Not all their studies have used Framingham data. In a paper on teen habits, for instance, they asked 90,000 American teenagers who had answered a health survey to name up to 10 friends, and then they mapped the connections between answers and social ties. As it turns out, a teenager is over 80 percent more likely to use marijuana if a friend of a friend uses the drug, and 38 percent more likely to do so if it's a friend of a friend of friend who's doing it.
Social ties carry influence in many ways, Christakis and Fowler believe. Sometimes, it's a slow and subtle alteration of what feels normal: As obesity spreads in a network, it becomes unexceptional to those in it. In other cases, a few people with many social ties may deliberately "change the rules," and the effect of their decision travels far along the ties that bind friend to friend.
The key point, Christakis says, is that people act like waves in a pond, and that our behaviors, like our diseases, ripple out as if from a fallen pebble, following the laws of physics whether we know it or not. In some respects this contradicts the social-atom model of decision-making, whereby each individual can and should be held responsible for each and every choice. In fact, "a smoker may have as much control over quitting as a bird has to stop a flock from flying in a particular direction," Christakis and Fowler write.
But, Christakis adds, any social link is a two-way street: The ties that affect you are also carrying your influence out to other people. The American media didn't pick up on that symmetry, but news outlets in less individual-oriented cultures did. So most United States newspaper headlines telegraphed the obesity study by saying, "‘Are You Packing it On? Blame Your Fat Friends,’" Christakis says. "But a lot of the British headlines had a different tone: 'Are Your Friends Gaining Weight? Perhaps You Are to Blame.'” Even as social-network theory seems to undermine the primacy of the individual, it also raises the individual's role, Christakis says. "We're saying that if you make a positive change in your life, you don't just benefit yourself; you also benefit your friends and their friends and so forth."
That expands the standard view on personal responsibility.
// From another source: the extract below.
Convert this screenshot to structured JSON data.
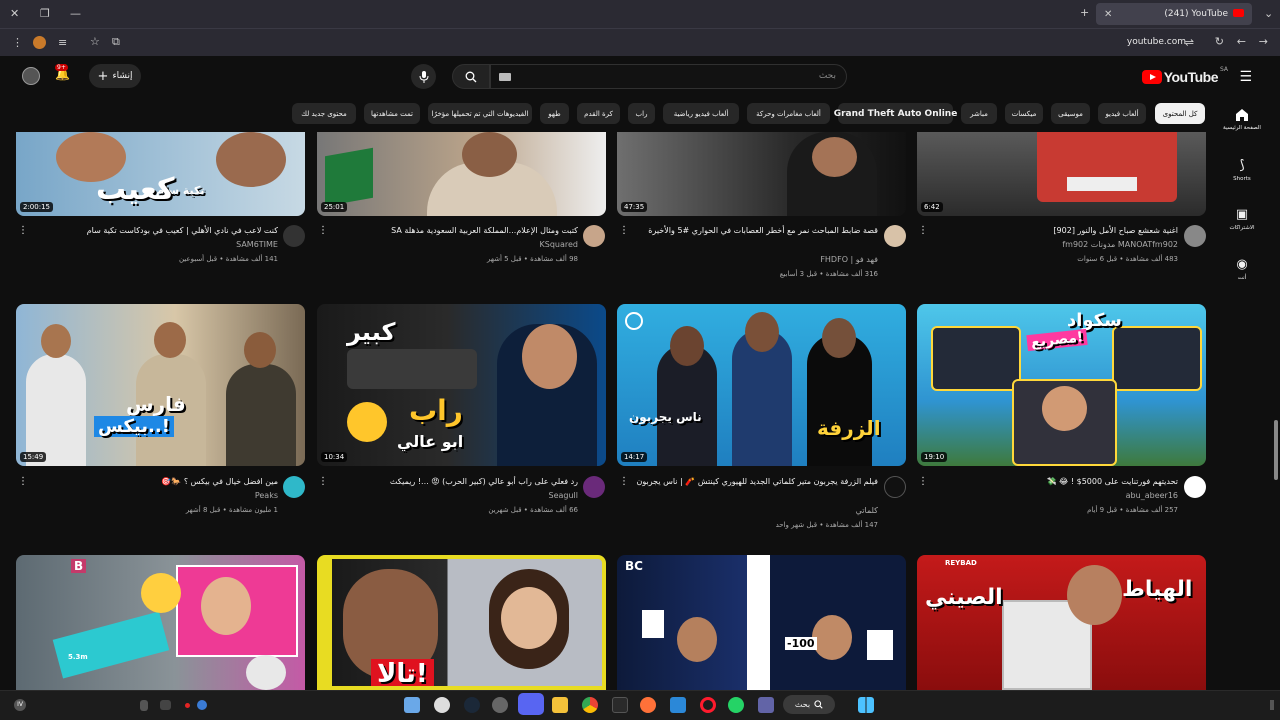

The individual is not a social atom, with no impact on others; nor is it a social victim, helpless to resist their influence. Rather, Christakis believes, we each should realize that even our "private" decisions really do have an impact on others far removed from those we know directly, and we should take responsibility for the influences we transmit. If you decide to eat better and get more exercise, he says, "Maybe you don't care about all the strangers you'll help. But you're going to affect people you do care about--your family, your friends, and your neighbors."
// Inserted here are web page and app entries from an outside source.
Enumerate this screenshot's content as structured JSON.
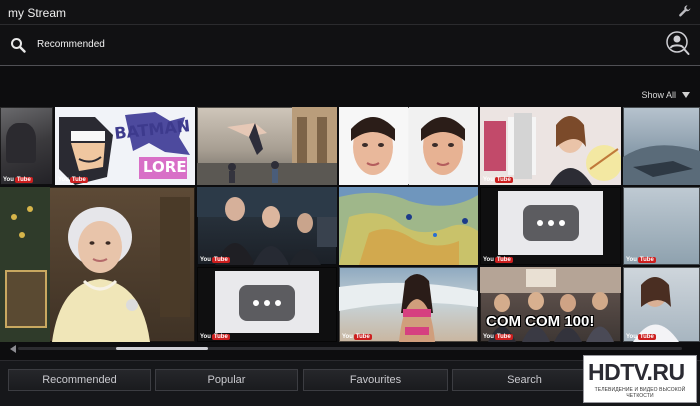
{
  "header": {
    "title": "my Stream",
    "settings_icon": "wrench-icon"
  },
  "search": {
    "value": "Recommended",
    "icon": "search-icon",
    "user_icon": "user-search-icon"
  },
  "show_all": {
    "label": "Show All",
    "icon": "triangle-down-icon"
  },
  "tiles": [
    {
      "caption": "",
      "badge": "You Tube"
    },
    {
      "caption": "LORE",
      "badge": "You Tube"
    },
    {
      "caption": "",
      "badge": ""
    },
    {
      "caption": "",
      "badge": ""
    },
    {
      "caption": "",
      "badge": "You Tube"
    },
    {
      "caption": "",
      "badge": ""
    },
    {
      "caption": "",
      "badge": ""
    },
    {
      "caption": "",
      "badge": "You Tube"
    },
    {
      "caption": "",
      "badge": ""
    },
    {
      "caption": "",
      "badge": "You Tube"
    },
    {
      "caption": "",
      "badge": "You Tube"
    },
    {
      "caption": "",
      "badge": "You Tube"
    },
    {
      "caption": "",
      "badge": "You Tube"
    },
    {
      "caption": "",
      "badge": "You Tube"
    },
    {
      "caption": "COM COM 100!",
      "badge": "You Tube"
    },
    {
      "caption": "",
      "badge": "You Tube"
    }
  ],
  "tabs": [
    "Recommended",
    "Popular",
    "Favourites",
    "Search"
  ],
  "watermark": {
    "main": "HDTV.RU",
    "sub": "ТЕЛЕВИДЕНИЕ И ВИДЕО ВЫСОКОЙ ЧЕТКОСТИ"
  },
  "colors": {
    "accent_yt": "#cc1f1f",
    "background": "#0d0d0f"
  }
}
In fact, Christakis notes, the new theory of social networks invokes ancient principles -- responsibility matters precisely because we care about what we do to and for others, not just ourselves.
David Berreby blogs about behavior at Bigthink.com and has written about science for The New Yorker, The New York Times Magazine, and many other publications. He is the author of Us and Them: The Science of Identity, published by Little, Brown.